Rombro & Manley LLP

Top Certified Family Law Specialists

Rombro & Manley LLP

Top Certified Family Law Specialists

Trust Dedicated Family Lawyers
To Represent You In Sensitive Issues

The advantages of ADR in divorce settlements

On Behalf of | Apr 23, 2021 | Divorce

When the subject of divorce comes up, it often brings to mind a courtroom battle, long drawn-out fights over custody or property, and extensive emotional distress for the whole family. Fortunately, there are non-litigated options, called alternative dispute resolution (ADR), that are now much more available to divorcing couples. In California, the court system promotes ADR methods as a means of freeing up court schedules and streamlining divorce settlements.

There are many benefits to a non-litigated divorce. A divorce that is settled out of court is much less expensive and takes less time than one that is contested. There are many fees including courtroom fees, filings, discovery and appraisals, not to mention billable hours for retaining a divorce attorney throughout the length of a divorce proceeding that may go on for months or even years.

In a non-litigated divorce, the emphasis is on negotiation, not contestation, and is usually more focused on the needs of each client and the benefits of resolving conflict. When both sides come out of the process with something of value, it creates a win-win settlement that can allow more amicable relationships post-divorce. This is good for the spouses and also  any children who may be involved. Finally, unlike litigated divorce, ADR divorce is private.

ADR divorce in California

Two common approaches to non-litigated divorces in California are mediation and arbitration. Both methods offer the services of a third-party neutral, often a trained ADR attorney, who hears and facilitates conflict resolution in order to come to a mutually agreeable outcome that is settled out of court.

In a mediation, the third-party neutral first meets with each side to pinpoint both points of agreement as well as conflict. This mediator discusses the goals and priorities of each client as well as their concerns before the two sides even come together. The, when the two parties meet, the mediator can present the issues where they are already in agreement on the table, which provides momentum to then discuss more difficult issues.

Arbitration more closely aligned with courtroom trials in that procedural and evidentiary rules are followed, however, it is less formal than a courtroom process and is private. The arbitrator acts as a judge in deciding points of contention, and sometimes the entire divorce except for child support and custody.

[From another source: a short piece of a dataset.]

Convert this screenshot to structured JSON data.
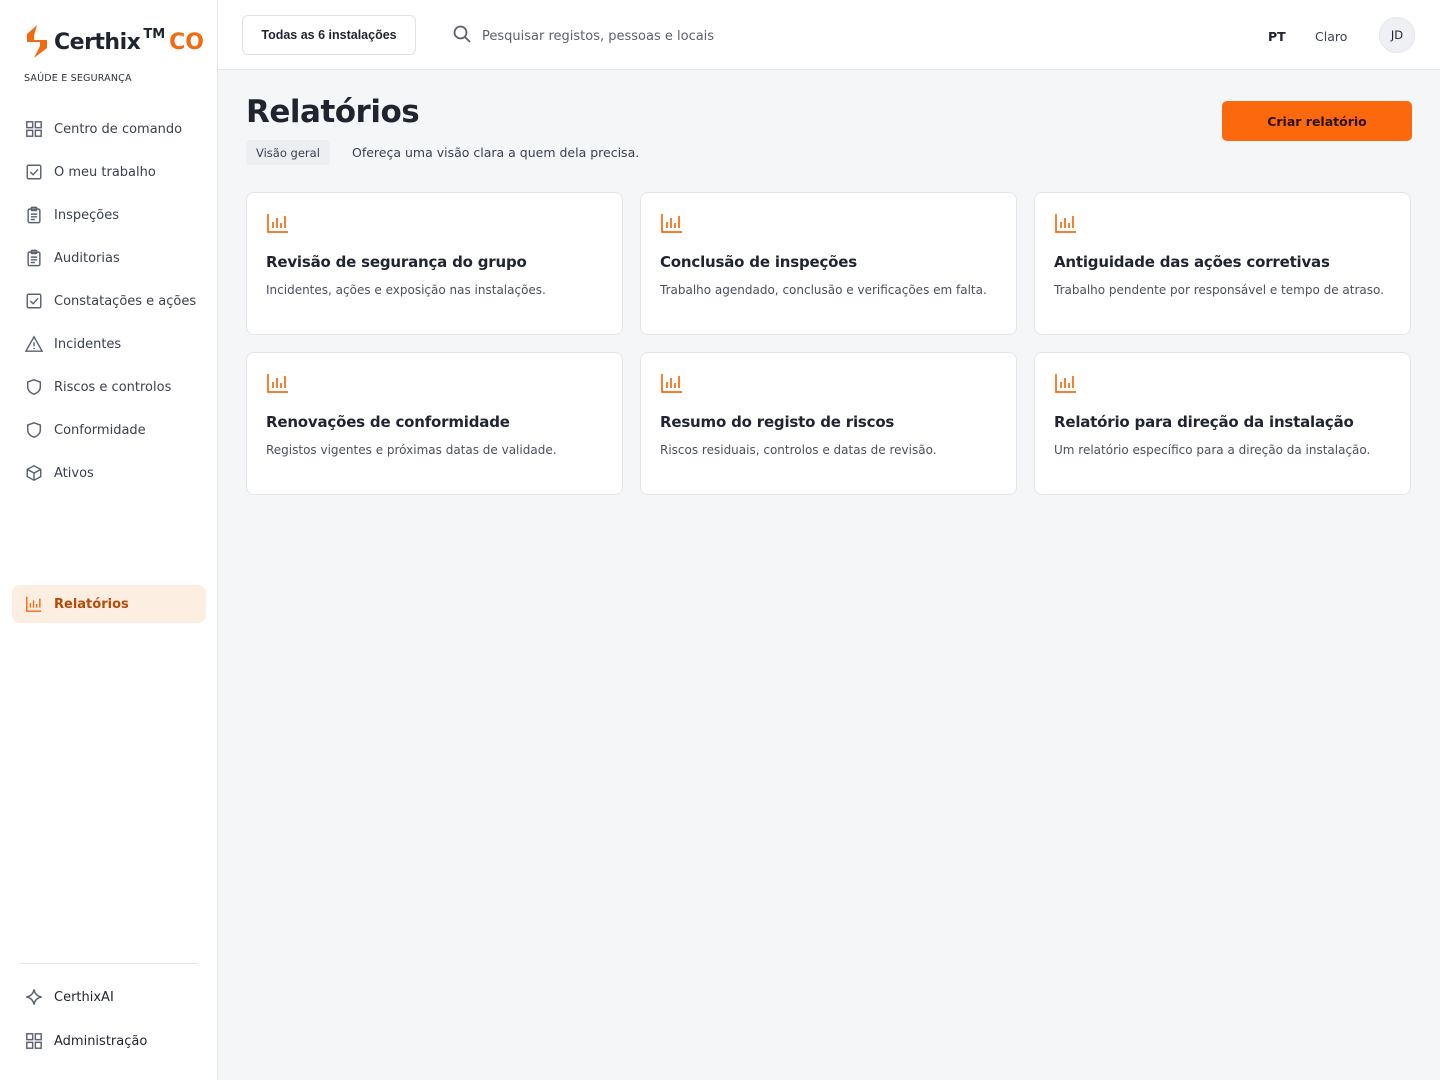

Arbitration can be binding, in which the decision of the arbitrator is final, or nonbinding, in which the parties may then go to trial. The process typically is finished in a few meetings, and it is a less costly and faster resolution of disputes than a litigated divorce.